> _Instructions to follow_:
Below is a block of records; please copy all of them exactly.

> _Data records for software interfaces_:
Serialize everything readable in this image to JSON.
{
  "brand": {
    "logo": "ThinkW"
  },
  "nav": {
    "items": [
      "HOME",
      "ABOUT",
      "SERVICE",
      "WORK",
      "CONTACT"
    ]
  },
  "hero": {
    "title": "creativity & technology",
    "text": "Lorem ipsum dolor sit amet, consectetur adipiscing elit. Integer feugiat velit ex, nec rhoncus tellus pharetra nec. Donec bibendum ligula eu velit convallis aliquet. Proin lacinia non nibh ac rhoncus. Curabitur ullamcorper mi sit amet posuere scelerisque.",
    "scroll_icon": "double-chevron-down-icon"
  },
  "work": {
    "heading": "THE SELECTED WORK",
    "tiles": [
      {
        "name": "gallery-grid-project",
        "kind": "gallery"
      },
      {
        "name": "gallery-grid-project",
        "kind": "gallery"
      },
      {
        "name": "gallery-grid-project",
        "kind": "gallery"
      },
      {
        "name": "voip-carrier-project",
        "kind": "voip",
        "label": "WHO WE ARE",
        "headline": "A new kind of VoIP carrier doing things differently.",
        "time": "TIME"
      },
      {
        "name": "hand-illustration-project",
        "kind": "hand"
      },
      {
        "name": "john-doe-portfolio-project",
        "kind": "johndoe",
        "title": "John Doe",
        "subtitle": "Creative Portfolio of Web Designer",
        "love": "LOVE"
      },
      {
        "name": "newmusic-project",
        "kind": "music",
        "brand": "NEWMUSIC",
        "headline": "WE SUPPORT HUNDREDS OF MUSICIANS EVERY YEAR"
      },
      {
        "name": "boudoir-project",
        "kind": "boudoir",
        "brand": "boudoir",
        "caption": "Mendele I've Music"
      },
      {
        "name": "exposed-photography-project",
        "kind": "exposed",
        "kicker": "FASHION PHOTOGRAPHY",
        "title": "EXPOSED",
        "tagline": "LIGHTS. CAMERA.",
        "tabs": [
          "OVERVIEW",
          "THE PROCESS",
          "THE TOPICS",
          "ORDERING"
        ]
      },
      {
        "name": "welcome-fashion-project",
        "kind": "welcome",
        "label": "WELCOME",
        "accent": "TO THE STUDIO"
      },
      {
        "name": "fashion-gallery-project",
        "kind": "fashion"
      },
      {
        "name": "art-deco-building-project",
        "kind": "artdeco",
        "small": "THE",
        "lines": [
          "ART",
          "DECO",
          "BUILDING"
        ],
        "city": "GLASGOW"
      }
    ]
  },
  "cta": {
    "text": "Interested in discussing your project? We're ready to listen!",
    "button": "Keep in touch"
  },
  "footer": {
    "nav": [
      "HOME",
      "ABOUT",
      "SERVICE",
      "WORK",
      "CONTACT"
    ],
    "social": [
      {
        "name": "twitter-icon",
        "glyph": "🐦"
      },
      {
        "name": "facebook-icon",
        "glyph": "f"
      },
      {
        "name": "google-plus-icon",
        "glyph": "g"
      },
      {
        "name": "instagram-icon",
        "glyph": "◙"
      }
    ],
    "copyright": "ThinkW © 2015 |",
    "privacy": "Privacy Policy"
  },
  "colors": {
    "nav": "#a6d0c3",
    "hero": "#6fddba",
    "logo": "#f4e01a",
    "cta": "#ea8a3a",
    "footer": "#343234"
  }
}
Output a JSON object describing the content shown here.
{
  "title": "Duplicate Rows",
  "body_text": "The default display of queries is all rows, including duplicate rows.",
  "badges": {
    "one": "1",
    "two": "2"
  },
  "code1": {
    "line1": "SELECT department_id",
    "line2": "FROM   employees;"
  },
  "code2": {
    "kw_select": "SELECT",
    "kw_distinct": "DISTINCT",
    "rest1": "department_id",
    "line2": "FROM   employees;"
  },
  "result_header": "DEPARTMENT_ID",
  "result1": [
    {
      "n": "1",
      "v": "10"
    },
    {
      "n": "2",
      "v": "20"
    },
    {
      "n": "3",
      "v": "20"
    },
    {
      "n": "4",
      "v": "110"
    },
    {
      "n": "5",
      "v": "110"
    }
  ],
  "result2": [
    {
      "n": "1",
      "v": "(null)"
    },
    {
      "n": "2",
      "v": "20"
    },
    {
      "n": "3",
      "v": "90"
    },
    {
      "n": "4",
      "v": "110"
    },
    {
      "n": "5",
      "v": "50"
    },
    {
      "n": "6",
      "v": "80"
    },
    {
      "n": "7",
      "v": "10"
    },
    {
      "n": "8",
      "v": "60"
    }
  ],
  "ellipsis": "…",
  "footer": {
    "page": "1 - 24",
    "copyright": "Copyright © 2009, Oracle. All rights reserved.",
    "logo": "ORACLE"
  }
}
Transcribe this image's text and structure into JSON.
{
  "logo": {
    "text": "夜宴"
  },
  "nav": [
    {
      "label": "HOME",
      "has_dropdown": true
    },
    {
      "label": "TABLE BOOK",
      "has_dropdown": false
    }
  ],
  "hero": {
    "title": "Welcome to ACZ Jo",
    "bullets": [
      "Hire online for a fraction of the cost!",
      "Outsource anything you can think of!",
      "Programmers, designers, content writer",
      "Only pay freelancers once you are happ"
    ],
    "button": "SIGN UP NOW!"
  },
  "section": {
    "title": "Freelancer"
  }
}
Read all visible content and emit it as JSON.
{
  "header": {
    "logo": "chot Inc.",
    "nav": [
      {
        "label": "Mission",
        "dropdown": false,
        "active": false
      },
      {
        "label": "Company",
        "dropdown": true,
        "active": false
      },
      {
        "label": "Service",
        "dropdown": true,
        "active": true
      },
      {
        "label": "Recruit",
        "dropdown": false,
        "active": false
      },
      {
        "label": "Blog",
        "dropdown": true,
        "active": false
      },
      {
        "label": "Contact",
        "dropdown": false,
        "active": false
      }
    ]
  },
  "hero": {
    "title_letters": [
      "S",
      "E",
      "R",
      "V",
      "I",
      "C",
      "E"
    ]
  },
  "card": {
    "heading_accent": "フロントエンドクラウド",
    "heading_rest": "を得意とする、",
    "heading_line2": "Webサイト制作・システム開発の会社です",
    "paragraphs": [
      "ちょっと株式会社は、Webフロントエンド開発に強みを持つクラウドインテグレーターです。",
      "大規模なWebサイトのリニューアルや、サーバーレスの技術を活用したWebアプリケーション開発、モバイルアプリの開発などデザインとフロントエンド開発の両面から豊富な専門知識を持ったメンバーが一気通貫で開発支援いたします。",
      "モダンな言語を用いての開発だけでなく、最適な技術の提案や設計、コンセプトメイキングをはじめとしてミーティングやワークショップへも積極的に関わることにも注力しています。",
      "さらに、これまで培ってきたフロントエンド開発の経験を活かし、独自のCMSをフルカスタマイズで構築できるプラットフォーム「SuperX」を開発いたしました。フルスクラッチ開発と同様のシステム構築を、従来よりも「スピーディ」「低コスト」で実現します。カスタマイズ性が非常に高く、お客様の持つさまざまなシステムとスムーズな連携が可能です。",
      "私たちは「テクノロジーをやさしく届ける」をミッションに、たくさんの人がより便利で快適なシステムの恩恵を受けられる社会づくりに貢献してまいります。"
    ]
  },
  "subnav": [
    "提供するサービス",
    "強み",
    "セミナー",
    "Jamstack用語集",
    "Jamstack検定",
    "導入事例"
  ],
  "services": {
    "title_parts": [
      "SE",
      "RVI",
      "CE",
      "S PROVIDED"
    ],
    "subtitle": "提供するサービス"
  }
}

> _Solution to this problem_:
Serialize everything readable in this image to JSON.
{
  "brand": {
    "logo": "ThinkW"
  },
  "nav": {
    "items": [
      "HOME",
      "ABOUT",
      "SERVICE",
      "WORK",
      "CONTACT"
    ]
  },
  "hero": {
    "title": "creativity & technology",
    "text": "Lorem ipsum dolor sit amet, consectetur adipiscing elit. Integer feugiat velit ex, nec rhoncus tellus pharetra nec. Donec bibendum ligula eu velit convallis aliquet. Proin lacinia non nibh ac rhoncus. Curabitur ullamcorper mi sit amet posuere scelerisque.",
    "scroll_icon": "double-chevron-down-icon"
  },
  "work": {
    "heading": "THE SELECTED WORK",
    "tiles": [
      {
        "name": "gallery-grid-project",
        "kind": "gallery"
      },
      {
        "name": "gallery-grid-project",
        "kind": "gallery"
      },
      {
        "name": "gallery-grid-project",
        "kind": "gallery"
      },
      {
        "name": "voip-carrier-project",
        "kind": "voip",
        "label": "WHO WE ARE",
        "headline": "A new kind of VoIP carrier doing things differently.",
        "time": "TIME"
      },
      {
        "name": "hand-illustration-project",
        "kind": "hand"
      },
      {
        "name": "john-doe-portfolio-project",
        "kind": "johndoe",
        "title": "John Doe",
        "subtitle": "Creative Portfolio of Web Designer",
        "love": "LOVE"
      },
      {
        "name": "newmusic-project",
        "kind": "music",
        "brand": "NEWMUSIC",
        "headline": "WE SUPPORT HUNDREDS OF MUSICIANS EVERY YEAR"
      },
      {
        "name": "boudoir-project",
        "kind": "boudoir",
        "brand": "boudoir",
        "caption": "Mendele I've Music"
      },
      {
        "name": "exposed-photography-project",
        "kind": "exposed",
        "kicker": "FASHION PHOTOGRAPHY",
        "title": "EXPOSED",
        "tagline": "LIGHTS. CAMERA.",
        "tabs": [
          "OVERVIEW",
          "THE PROCESS",
          "THE TOPICS",
          "ORDERING"
        ]
      },
      {
        "name": "welcome-fashion-project",
        "kind": "welcome",
        "label": "WELCOME",
        "accent": "TO THE STUDIO"
      },
      {
        "name": "fashion-gallery-project",
        "kind": "fashion"
      },
      {
        "name": "art-deco-building-project",
        "kind": "artdeco",
        "small": "THE",
        "lines": [
          "ART",
          "DECO",
          "BUILDING"
        ],
        "city": "GLASGOW"
      }
    ]
  },
  "cta": {
    "text": "Interested in discussing your project? We're ready to listen!",
    "button": "Keep in touch"
  },
  "footer": {
    "nav": [
      "HOME",
      "ABOUT",
      "SERVICE",
      "WORK",
      "CONTACT"
    ],
    "social": [
      {
        "name": "twitter-icon",
        "glyph": "🐦"
      },
      {
        "name": "facebook-icon",
        "glyph": "f"
      },
      {
        "name": "google-plus-icon",
        "glyph": "g"
      },
      {
        "name": "instagram-icon",
        "glyph": "◙"
      }
    ],
    "copyright": "ThinkW © 2015 |",
    "privacy": "Privacy Policy"
  },
  "colors": {
    "nav": "#a6d0c3",
    "hero": "#6fddba",
    "logo": "#f4e01a",
    "cta": "#ea8a3a",
    "footer": "#343234"
  }
}
Output a JSON object describing the content shown here.
{
  "title": "Duplicate Rows",
  "body_text": "The default display of queries is all rows, including duplicate rows.",
  "badges": {
    "one": "1",
    "two": "2"
  },
  "code1": {
    "line1": "SELECT department_id",
    "line2": "FROM   employees;"
  },
  "code2": {
    "kw_select": "SELECT",
    "kw_distinct": "DISTINCT",
    "rest1": "department_id",
    "line2": "FROM   employees;"
  },
  "result_header": "DEPARTMENT_ID",
  "result1": [
    {
      "n": "1",
      "v": "10"
    },
    {
      "n": "2",
      "v": "20"
    },
    {
      "n": "3",
      "v": "20"
    },
    {
      "n": "4",
      "v": "110"
    },
    {
      "n": "5",
      "v": "110"
    }
  ],
  "result2": [
    {
      "n": "1",
      "v": "(null)"
    },
    {
      "n": "2",
      "v": "20"
    },
    {
      "n": "3",
      "v": "90"
    },
    {
      "n": "4",
      "v": "110"
    },
    {
      "n": "5",
      "v": "50"
    },
    {
      "n": "6",
      "v": "80"
    },
    {
      "n": "7",
      "v": "10"
    },
    {
      "n": "8",
      "v": "60"
    }
  ],
  "ellipsis": "…",
  "footer": {
    "page": "1 - 24",
    "copyright": "Copyright © 2009, Oracle. All rights reserved.",
    "logo": "ORACLE"
  }
}
Transcribe this image's text and structure into JSON.
{
  "logo": {
    "text": "夜宴"
  },
  "nav": [
    {
      "label": "HOME",
      "has_dropdown": true
    },
    {
      "label": "TABLE BOOK",
      "has_dropdown": false
    }
  ],
  "hero": {
    "title": "Welcome to ACZ Jo",
    "bullets": [
      "Hire online for a fraction of the cost!",
      "Outsource anything you can think of!",
      "Programmers, designers, content writer",
      "Only pay freelancers once you are happ"
    ],
    "button": "SIGN UP NOW!"
  },
  "section": {
    "title": "Freelancer"
  }
}
Read all visible content and emit it as JSON.
{
  "header": {
    "logo": "chot Inc.",
    "nav": [
      {
        "label": "Mission",
        "dropdown": false,
        "active": false
      },
      {
        "label": "Company",
        "dropdown": true,
        "active": false
      },
      {
        "label": "Service",
        "dropdown": true,
        "active": true
      },
      {
        "label": "Recruit",
        "dropdown": false,
        "active": false
      },
      {
        "label": "Blog",
        "dropdown": true,
        "active": false
      },
      {
        "label": "Contact",
        "dropdown": false,
        "active": false
      }
    ]
  },
  "hero": {
    "title_letters": [
      "S",
      "E",
      "R",
      "V",
      "I",
      "C",
      "E"
    ]
  },
  "card": {
    "heading_accent": "フロントエンドクラウド",
    "heading_rest": "を得意とする、",
    "heading_line2": "Webサイト制作・システム開発の会社です",
    "paragraphs": [
      "ちょっと株式会社は、Webフロントエンド開発に強みを持つクラウドインテグレーターです。",
      "大規模なWebサイトのリニューアルや、サーバーレスの技術を活用したWebアプリケーション開発、モバイルアプリの開発などデザインとフロントエンド開発の両面から豊富な専門知識を持ったメンバーが一気通貫で開発支援いたします。",
      "モダンな言語を用いての開発だけでなく、最適な技術の提案や設計、コンセプトメイキングをはじめとしてミーティングやワークショップへも積極的に関わることにも注力しています。",
      "さらに、これまで培ってきたフロントエンド開発の経験を活かし、独自のCMSをフルカスタマイズで構築できるプラットフォーム「SuperX」を開発いたしました。フルスクラッチ開発と同様のシステム構築を、従来よりも「スピーディ」「低コスト」で実現します。カスタマイズ性が非常に高く、お客様の持つさまざまなシステムとスムーズな連携が可能です。",
      "私たちは「テクノロジーをやさしく届ける」をミッションに、たくさんの人がより便利で快適なシステムの恩恵を受けられる社会づくりに貢献してまいります。"
    ]
  },
  "subnav": [
    "提供するサービス",
    "強み",
    "セミナー",
    "Jamstack用語集",
    "Jamstack検定",
    "導入事例"
  ],
  "services": {
    "title_parts": [
      "SE",
      "RVI",
      "CE",
      "S PROVIDED"
    ],
    "subtitle": "提供するサービス"
  }
}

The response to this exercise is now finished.